No one wants to be sued, businesses especially. They particularly do not want to be sued by their customers or vendors. Many companies invest significant resources into policies and procedures designed specifically to avoid lawsuits. Unfortunately, some organizations choose to view lawsuits as the primary means of resolving disputes with others.
The failure to understand insurance coverage can create significant gaps in a company’s exposure. Businesses need to make sure they understand the terms of their policies when shopping for coverage to make sure what looks like a good deal isn’t paying a little less money for a lot less coverage. Professional liability policies, also known as errors and omissions coverage, can create some of these issues simply because of the way these policies vary from normal insurance coverage.
When people think of property insurance, they often immediately think of buildings – things like houses, retail stores, or warehouses. If they continue the thought further, they may think of additional items of property like furniture or inventory. These items have a very real physical presence, and that physical presence subjects them to potential damage or loss from known hazards like a fire or water damage. Property insurance exists to protect individuals and companies from that loss.
It seems not a week goes by these days without news breaking of another massive data breach affecting hundreds of millions of people. At the end of November 2018, Marriot, the global hotel chain, announced they had been hacked and the personal information of five hundred million preferred customers had been exposed to criminals. What’s worse, Marriott announced the original data breach occurred over four years ago, leaving people unknowingly at risk for identity theft during that time.
Commercial general liability policies provide insurance on a per occurrence basis. What constitutes an occurrence, though, is an area of significant debate. This is an issue that constantly arises in construction cases, especially construction defect.

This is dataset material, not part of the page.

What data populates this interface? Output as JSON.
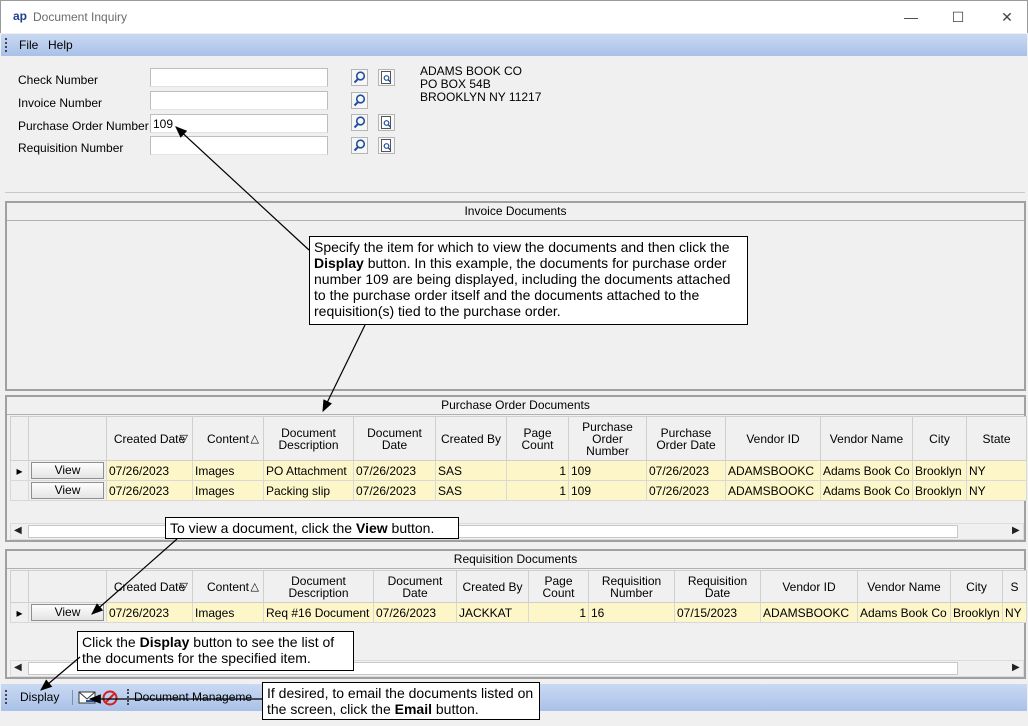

The commercial general liability standard language defines an occurrence as an “accident . . .”. Yet courts have divided on whether faulty workmanship in the course of construction constitutes an “accident” and therefore an “occurrence” triggering coverage under a commercial general liability policy.
Risk transfers are a vital aspect of any comprehensive risk management plan. Theoretically, those in the best position to avoid a risk should always bear responsibility for the risk. The real world does not work that way, unfortunately. Oftentimes, larger companies and larger contractors use risk transfers to try and push liability “downhill” – onto the backs of smaller companies with less negotiating leverage.
Ever since August 27, 2015, employers that use staffing agencies, employ subcontractors or have franchisees have faced significant uncertainty over the extent to which they constitute employers according to the United States Department of Labor. On that day, the National Labor Relations Board issued its decision in Browning-Ferris Industries of California. The Browning-Ferris decision overturned recent precedent regarding when two or more entities would qualify as joint employers.
Contracts in some industries, especially construction, often require an additional insured endorsement as part of the contract’s insurance requirements. This normally takes the form of the general contractor requiring a subcontract to list the general contractor as an additional insured on their general liability policy, as well as others. Because of these requirements, many general liability policies offer a blanket additional insured endorsement for any entity required to be added as an additional insured by a written contract. The language used in these contracts and endorsements can have far-reaching consequences and failing to understand them can cost companies millions of dollars.
As companies, states, workers compensation boards, and various federal government agencies grapple with the growing opioid epidemic, litigation against the pharmaceutical companies producing opioids for medical treatment has begun in earnest. Multiple state governments have sued these companies alleging a host of legal violations, often centered around deceptive marketing claims. These lawsuits have in turn caused a number of spin-off actions between insurance companies and pharmaceutical companies to determine the extent to which insurance companies have duties to defend or indemnify the pharmaceutical companies from the ongoing litigation.
Insurance companies have a duty to their policyholders to attempt to settle litigation that might exceed policy limits in good faith. This duty means that insurance companies must act honestly, intelligently, and objectively in deciding whether to accept a settlement offer that stays within the policy limits. Failure to do so may result in the insurance company being liable for the entirety of the judgment against the policyholder, even if the verdict exceeds the policy limits.